|US20060096343 *||Oct 21, 2005||May 11, 2006||Stanton Concepts Inc.||Tool operated combination lock|
|US20090280862 *||May 29, 2009||Nov 12, 2009||Stanton Concepts Inc.||Tool Operated Combination Lock|
|US20100194526 *||Mar 22, 2010||Aug 5, 2010||Stanton Concepts Inc.||Tool Operated Combination Lock|
|US20100194527 *||Mar 22, 2010||Aug 5, 2010||Stanton Concepts Inc.||Tool Operated Combination Lock|
|DE4020871A1 *||Jun 29, 1990||Jan 31, 1991||Kromer Theodor Gmbh & Co Kg||Permutation lock with electric setting motor|
|WO1988000999A1 *||Jul 24, 1987||Feb 11, 1988||Moore Randall L||Manipulation assistance device and method|
|U.S. Classification||70/446, 700/1, 70/442|
|Cooperative Classification||Y10T70/8405, E05B19/205, Y10T70/8297|
|Aug 17, 1987||FPAY||Fee payment|
Year of fee payment: 4
|Aug 8, 1991||FPAY||Fee payment|

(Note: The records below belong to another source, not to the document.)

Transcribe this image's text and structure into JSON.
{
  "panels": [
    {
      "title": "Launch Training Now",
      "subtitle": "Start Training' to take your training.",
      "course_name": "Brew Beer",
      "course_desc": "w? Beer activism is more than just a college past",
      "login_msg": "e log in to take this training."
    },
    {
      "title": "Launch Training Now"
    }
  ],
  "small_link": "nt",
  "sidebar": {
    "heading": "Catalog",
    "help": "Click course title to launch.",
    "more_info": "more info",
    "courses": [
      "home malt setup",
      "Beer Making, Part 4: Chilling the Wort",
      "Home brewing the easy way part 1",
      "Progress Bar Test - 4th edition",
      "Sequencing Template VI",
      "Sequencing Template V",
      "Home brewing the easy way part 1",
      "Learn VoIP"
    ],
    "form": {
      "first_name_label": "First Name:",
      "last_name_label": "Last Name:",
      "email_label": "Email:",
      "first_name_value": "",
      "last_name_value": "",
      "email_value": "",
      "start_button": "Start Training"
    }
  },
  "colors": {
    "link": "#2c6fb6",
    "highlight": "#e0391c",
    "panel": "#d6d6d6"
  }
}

Year of fee payment: 8
|Mar 20, 1995||FPAY||Fee payment|
Year of fee payment: 12